Summary Methodology I. Background Civil Society in Belarus before December 2010 II. The December 19 Presidential Election and Its Immediate Aftermath The Presidential Election Administrative Arrests and Trials Beatings Due Process Violations Mistreatment in Administrative Detention III. Criminal Defendants Access to Counsel Mistreatment at the KGB Detention Facility Pressure on Relatives Pressure on Lawyers IV. Crackdown on Civil Society Harassment of Civil Society Groups Intimidation of Media Restrictions on Internet Use and Blogging Recommendations To the Government of Belarus To the United Nations To the OSCE To Concerned Governments, in particular those of European Union Member States and that of the United States Acknowledgements.
"On December 19, 2010, the presidential election in Belarus shattered hopes for democratic progress.
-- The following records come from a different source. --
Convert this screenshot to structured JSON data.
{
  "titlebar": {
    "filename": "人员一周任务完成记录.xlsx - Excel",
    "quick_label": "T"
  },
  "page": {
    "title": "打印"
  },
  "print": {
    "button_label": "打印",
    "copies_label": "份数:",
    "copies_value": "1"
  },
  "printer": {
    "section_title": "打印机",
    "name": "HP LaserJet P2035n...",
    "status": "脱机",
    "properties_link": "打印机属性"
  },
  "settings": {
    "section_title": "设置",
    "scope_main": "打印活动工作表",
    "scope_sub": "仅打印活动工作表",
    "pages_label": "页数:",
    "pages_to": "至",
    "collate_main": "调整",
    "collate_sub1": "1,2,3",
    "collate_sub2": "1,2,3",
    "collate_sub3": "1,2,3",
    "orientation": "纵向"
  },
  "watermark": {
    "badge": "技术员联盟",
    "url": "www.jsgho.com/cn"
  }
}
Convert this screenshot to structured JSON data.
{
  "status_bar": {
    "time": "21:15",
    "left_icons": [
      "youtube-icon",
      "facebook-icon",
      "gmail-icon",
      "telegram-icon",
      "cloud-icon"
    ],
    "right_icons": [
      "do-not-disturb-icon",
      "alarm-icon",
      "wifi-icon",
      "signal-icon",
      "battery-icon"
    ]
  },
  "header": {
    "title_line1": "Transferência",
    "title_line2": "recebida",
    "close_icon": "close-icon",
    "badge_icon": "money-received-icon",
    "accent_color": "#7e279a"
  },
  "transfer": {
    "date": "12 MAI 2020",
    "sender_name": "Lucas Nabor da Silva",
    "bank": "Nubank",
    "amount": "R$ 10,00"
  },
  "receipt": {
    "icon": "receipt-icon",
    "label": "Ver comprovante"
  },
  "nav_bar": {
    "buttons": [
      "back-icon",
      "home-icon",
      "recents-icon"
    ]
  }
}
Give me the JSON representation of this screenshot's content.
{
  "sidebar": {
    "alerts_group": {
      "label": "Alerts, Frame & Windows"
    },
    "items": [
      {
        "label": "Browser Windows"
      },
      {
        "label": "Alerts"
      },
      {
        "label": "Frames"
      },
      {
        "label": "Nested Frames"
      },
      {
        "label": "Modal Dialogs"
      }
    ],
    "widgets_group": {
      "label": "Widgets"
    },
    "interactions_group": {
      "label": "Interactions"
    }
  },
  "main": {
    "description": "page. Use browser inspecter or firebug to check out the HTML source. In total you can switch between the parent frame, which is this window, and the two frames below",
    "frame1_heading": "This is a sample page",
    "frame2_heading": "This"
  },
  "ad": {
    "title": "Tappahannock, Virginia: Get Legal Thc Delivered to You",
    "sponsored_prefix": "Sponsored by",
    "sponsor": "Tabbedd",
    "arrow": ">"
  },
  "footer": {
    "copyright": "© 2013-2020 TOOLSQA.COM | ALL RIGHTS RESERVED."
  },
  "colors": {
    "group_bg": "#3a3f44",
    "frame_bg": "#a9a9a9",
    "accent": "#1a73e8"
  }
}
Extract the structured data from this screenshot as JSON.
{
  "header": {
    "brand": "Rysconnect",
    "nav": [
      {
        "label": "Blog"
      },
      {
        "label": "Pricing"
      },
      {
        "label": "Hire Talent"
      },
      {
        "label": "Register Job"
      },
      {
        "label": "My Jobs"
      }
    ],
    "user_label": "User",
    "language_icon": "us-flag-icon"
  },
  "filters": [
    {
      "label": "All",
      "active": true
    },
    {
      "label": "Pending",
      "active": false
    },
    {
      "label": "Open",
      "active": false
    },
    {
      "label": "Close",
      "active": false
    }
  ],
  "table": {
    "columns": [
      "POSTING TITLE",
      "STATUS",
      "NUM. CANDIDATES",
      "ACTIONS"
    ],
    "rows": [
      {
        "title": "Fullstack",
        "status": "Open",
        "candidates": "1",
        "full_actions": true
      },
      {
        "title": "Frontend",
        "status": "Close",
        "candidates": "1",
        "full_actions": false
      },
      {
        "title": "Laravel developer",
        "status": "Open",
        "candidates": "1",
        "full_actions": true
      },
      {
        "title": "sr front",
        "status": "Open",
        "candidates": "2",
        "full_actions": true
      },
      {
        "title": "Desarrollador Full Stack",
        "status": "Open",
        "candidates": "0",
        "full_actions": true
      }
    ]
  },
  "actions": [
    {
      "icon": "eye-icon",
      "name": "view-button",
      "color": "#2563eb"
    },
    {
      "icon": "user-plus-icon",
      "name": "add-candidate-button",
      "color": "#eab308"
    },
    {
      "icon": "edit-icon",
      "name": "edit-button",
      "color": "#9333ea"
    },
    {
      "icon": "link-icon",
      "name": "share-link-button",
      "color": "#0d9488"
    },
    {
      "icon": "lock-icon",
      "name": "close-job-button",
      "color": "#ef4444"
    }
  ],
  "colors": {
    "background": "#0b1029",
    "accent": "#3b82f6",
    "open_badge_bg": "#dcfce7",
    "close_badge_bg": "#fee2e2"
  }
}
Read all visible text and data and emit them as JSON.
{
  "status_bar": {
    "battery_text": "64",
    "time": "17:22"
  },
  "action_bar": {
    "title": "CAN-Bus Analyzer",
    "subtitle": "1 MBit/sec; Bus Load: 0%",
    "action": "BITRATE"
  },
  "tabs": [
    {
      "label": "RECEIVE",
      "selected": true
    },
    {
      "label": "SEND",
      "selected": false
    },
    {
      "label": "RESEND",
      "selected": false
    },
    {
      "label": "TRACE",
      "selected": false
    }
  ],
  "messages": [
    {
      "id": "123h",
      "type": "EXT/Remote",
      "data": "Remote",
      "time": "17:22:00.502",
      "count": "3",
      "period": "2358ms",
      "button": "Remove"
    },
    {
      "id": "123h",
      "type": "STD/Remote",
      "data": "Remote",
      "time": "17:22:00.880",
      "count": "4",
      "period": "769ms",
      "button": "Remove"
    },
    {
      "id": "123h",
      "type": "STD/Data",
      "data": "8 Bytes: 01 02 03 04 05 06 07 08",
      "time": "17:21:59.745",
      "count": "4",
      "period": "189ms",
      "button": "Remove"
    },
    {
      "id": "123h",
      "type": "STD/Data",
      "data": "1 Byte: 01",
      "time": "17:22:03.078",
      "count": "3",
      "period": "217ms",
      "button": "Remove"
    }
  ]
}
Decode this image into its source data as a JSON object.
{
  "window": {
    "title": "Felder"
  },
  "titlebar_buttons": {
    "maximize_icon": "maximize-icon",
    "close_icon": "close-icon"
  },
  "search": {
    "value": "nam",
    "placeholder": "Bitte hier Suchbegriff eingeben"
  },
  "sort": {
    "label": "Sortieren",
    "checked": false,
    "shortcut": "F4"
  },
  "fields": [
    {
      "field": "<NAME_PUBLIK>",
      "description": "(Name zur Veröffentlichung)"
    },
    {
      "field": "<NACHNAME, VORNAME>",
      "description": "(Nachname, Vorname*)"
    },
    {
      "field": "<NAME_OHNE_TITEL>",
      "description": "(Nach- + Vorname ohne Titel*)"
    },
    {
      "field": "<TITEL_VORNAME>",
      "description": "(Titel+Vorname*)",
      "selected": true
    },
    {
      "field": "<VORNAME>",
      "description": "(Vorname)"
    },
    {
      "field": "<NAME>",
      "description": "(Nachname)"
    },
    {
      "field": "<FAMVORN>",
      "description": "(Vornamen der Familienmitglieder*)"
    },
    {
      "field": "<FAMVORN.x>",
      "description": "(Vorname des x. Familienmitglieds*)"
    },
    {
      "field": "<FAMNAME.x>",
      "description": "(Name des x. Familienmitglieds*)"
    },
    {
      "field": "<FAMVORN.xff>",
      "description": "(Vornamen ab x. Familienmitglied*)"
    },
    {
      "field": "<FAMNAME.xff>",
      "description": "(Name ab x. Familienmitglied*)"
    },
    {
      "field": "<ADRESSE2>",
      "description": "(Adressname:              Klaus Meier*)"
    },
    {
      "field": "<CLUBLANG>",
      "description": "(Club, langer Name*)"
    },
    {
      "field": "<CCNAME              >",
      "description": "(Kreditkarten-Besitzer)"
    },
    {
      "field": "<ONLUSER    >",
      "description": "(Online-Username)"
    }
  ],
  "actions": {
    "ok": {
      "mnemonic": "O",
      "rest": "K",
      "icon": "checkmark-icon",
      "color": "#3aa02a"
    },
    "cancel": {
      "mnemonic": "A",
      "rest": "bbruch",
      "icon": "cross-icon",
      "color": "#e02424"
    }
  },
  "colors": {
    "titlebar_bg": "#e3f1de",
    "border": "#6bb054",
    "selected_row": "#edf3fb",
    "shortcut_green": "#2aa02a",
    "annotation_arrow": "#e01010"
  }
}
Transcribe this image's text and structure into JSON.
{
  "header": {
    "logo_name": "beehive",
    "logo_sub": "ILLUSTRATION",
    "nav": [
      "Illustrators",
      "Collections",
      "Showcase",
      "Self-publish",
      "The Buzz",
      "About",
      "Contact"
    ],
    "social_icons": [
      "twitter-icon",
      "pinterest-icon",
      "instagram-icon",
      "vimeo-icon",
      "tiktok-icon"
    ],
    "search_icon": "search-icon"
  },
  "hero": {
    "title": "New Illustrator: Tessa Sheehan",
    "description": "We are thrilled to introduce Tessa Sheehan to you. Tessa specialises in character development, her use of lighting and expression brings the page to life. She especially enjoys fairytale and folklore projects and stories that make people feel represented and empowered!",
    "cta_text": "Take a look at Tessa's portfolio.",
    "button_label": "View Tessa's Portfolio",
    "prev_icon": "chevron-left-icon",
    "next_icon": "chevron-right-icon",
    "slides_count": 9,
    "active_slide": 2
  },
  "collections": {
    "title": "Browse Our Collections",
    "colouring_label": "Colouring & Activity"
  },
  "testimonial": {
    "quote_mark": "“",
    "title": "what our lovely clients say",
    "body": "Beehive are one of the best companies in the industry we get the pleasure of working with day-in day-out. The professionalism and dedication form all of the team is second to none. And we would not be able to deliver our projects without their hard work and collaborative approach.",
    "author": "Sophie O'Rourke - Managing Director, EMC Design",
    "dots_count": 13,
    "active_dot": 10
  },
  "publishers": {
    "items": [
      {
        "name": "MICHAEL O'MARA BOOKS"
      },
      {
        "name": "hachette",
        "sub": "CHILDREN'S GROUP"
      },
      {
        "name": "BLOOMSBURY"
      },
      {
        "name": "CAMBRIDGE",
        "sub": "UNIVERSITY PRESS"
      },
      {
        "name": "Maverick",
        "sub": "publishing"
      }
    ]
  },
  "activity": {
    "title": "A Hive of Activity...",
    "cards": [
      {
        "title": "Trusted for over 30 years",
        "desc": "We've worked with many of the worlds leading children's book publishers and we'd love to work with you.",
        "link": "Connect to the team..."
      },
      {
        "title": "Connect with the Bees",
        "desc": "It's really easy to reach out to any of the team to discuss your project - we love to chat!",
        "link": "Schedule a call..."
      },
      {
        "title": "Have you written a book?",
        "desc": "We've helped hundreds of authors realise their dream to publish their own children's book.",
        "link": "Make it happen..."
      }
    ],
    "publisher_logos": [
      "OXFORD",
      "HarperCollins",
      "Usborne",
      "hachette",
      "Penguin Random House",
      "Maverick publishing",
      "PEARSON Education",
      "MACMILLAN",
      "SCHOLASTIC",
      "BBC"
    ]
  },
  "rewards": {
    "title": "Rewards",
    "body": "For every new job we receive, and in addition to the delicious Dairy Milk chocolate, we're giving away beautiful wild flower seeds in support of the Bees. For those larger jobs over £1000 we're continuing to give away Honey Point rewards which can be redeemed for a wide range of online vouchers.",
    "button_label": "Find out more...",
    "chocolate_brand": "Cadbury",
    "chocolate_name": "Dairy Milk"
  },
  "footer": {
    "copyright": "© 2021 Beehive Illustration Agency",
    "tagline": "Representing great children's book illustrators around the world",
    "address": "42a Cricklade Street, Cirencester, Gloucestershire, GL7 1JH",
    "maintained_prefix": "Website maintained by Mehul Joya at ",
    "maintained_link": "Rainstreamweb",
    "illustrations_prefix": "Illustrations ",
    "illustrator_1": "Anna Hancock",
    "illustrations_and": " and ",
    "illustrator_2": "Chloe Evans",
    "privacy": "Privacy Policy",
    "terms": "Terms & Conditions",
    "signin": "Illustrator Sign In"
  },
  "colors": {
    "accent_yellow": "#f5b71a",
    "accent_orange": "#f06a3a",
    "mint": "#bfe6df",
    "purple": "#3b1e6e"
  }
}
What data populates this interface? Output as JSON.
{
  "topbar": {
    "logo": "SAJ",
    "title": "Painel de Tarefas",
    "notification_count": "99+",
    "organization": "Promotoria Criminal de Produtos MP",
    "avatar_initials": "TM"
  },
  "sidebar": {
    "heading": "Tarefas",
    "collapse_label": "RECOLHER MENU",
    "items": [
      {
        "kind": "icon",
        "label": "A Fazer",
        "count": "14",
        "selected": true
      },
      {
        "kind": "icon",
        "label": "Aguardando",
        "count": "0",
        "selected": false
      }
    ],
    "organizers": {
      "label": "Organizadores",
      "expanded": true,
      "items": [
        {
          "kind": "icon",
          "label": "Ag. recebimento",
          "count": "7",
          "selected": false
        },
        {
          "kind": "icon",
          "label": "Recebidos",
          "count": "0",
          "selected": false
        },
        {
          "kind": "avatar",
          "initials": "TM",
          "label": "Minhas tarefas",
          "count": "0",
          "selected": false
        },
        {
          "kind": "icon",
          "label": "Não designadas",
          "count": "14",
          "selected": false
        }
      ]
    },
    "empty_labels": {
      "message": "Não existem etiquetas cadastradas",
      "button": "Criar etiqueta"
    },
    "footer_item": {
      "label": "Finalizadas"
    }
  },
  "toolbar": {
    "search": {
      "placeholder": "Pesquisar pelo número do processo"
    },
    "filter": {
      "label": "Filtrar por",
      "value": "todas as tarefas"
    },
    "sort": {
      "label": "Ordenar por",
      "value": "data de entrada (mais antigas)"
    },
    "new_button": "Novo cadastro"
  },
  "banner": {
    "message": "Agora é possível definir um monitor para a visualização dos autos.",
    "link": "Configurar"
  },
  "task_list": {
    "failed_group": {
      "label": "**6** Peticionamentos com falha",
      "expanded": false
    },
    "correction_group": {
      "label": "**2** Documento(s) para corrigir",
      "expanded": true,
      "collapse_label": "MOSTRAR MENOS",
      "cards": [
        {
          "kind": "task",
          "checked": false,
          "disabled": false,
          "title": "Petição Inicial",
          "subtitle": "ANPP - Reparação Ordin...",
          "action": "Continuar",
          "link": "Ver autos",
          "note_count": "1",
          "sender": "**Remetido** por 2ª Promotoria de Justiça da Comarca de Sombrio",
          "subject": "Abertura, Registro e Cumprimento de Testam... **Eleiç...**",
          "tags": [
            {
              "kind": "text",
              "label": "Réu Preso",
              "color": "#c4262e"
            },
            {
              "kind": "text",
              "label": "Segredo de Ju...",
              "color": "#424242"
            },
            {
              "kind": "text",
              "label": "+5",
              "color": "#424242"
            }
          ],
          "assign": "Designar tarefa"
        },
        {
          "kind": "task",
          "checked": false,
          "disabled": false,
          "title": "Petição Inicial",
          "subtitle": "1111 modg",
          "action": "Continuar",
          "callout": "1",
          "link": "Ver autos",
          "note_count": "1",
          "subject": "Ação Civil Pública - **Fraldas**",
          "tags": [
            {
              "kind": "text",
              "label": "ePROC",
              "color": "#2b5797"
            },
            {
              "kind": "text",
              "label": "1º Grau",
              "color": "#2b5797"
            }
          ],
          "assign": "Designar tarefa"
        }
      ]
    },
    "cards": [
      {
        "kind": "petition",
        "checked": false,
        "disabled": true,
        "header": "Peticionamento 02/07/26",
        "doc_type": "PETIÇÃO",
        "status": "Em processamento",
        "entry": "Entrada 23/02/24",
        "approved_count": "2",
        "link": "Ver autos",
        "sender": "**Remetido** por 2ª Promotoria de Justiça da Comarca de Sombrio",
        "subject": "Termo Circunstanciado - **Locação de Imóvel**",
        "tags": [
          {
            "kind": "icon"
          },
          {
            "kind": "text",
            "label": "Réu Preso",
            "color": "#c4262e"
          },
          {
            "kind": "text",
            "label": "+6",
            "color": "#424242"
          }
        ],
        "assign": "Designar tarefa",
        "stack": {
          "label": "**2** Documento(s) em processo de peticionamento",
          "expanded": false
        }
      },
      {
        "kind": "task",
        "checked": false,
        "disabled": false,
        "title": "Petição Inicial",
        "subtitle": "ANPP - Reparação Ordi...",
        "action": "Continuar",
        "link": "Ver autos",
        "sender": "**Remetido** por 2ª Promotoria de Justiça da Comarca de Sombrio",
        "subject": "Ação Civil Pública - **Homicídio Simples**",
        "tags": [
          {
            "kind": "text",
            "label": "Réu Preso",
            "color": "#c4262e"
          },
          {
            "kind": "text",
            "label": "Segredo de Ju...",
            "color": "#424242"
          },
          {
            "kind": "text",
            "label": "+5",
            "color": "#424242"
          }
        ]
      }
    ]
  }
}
That night, police beat and arrested hundreds of people protesting what they considered to be a rigged vote. During the next two weeks, administrative courts sentenced at least 725 people to between 10 and 15 days detention for participating in an unsanctioned gathering. Trials typically lasted 10 to 15 minutes and took place behind closed doors. Most accused had no defense counsel and could not call witnesses. Detainees served their sentences in overcrowded, unhygienic cells. Thirty-eight individuals were charged with organizing or participating in riots related to the December 19 protest--including five former presidential candidates--and could serve up to 15 years in jail if convicted of rioting offenses. By the beginning of March 2011 at least 30 were still held on remand and had been unable to meet privately with their lawyers, some of whom said they were unofficially warned not to talk publicly about their clients' cases. Some lawyers have been stripped of their license for doing so. This report, based on research conducted in Minsk in February 2011, documents the human rights violations that have occurred since the election. These have led to a serious deterioration in the already poor state of human rights in Belarus, where, after more than a decade of stifled civic freedoms, civil society faces a new wave of government harassment. This includes raids on NGOs and media outlets, and new internet regulations that make it easier for the government to clampdown on online news sources. Shattering Hopes: Post-Election Crackdown in Belarus calls on Belarus's government to immediately release detainees who were not engaged in acts of violence on December 19, and end all forms of harassment of civil society."--P.  of cover.
"This report was researched and written by Anna Sevortian, director of Human Rights Watch's representative office in Russia, and Yulia Gorbunova, Europe and Central Asia Division associate."--P. 31. "March 2011"--P. following t.p. verso.
Bibliography, etc. Note
Includes bibliographical references.
Also available via the Internet on the Human Rights Watch web site.
Available in Other Form
Online version: Sevortʹ͡ian, Anna. Shattering hopes. New York, NY, USA : Human Rights Watch, c2011